Here are some of my thoughts about snowboard carving – this one style/technique in particular.
I personally think this is a great way to carve on variety of terrains and conditions. Furthermore, it does work both in hard and soft boots.
We’ll start with toe-side turn:
Here’s the end of the heel-side turn.
The upper body is quite still, in neutral position.
The board is almost flat – the edge change is taking place. The rider is standing quite high on the board – knees are only slightly flexed and the upper body is almost straight.
On front side edge now.
The rider is beginning to lower his position – the rear knee is visibly more flexed than on the previous picture.
Inside arm (left) is beginning to move forward. At the same time the hips are swinging towards the center of the turn and the rear knee is more towards the front of the board rather than to the side (center of the turn).
This position allows rider to lean quite far into the turn, without the rear knee dragging on the snow.
Furthermore, the position during the toe-side turn is very stable – the hand on the snow helps to stabilize the rider. At the same time the hips are not locked down in one position allowing for additional balance or rescue action if something goes wrong.
To me this is the most important part of the toe-side turn – assuming the most stable position. Quite possibly it is not the best body position to assume during toe-side turn, but it’s definitely the one where the rider has the best balance over the board.
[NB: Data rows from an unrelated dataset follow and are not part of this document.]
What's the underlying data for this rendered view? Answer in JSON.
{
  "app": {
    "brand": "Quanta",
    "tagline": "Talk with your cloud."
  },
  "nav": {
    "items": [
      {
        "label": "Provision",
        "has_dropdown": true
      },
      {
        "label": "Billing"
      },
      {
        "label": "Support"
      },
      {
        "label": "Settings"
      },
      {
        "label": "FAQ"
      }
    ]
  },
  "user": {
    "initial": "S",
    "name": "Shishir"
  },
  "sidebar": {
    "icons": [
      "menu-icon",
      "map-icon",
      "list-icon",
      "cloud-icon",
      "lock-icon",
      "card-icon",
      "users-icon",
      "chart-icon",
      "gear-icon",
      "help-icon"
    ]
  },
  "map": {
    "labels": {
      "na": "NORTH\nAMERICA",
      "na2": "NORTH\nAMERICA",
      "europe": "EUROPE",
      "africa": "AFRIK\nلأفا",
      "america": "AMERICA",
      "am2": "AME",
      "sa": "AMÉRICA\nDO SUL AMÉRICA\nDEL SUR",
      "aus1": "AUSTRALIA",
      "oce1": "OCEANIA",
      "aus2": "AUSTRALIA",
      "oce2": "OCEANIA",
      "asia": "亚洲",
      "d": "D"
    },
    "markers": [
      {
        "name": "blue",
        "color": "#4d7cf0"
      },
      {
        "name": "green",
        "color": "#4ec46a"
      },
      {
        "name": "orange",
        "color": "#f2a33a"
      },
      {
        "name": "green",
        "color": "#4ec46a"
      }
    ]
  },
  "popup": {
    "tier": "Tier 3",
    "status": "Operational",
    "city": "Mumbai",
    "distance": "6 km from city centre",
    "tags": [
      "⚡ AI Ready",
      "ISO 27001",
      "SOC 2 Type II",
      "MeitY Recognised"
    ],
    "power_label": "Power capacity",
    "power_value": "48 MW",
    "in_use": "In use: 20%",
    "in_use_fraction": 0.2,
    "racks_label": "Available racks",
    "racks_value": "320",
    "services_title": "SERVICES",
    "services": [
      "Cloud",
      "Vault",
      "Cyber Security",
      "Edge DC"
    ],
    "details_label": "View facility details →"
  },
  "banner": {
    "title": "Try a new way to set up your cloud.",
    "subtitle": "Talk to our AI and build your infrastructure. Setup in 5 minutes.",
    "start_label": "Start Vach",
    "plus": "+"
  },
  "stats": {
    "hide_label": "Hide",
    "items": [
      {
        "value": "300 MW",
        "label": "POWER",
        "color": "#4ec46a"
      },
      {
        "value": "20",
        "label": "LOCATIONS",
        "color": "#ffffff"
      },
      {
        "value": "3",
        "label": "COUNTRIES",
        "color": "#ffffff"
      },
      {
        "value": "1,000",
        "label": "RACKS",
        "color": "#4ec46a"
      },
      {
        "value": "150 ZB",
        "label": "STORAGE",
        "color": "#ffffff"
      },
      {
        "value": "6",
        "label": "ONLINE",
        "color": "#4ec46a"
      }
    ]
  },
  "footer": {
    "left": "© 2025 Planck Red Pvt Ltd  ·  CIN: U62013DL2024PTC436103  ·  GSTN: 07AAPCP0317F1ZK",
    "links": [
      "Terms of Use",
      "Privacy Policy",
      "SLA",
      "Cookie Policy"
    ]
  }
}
Why ?
Continued in Anatomy of Snowboard Carving Turn 2
All the stills are taken from this video: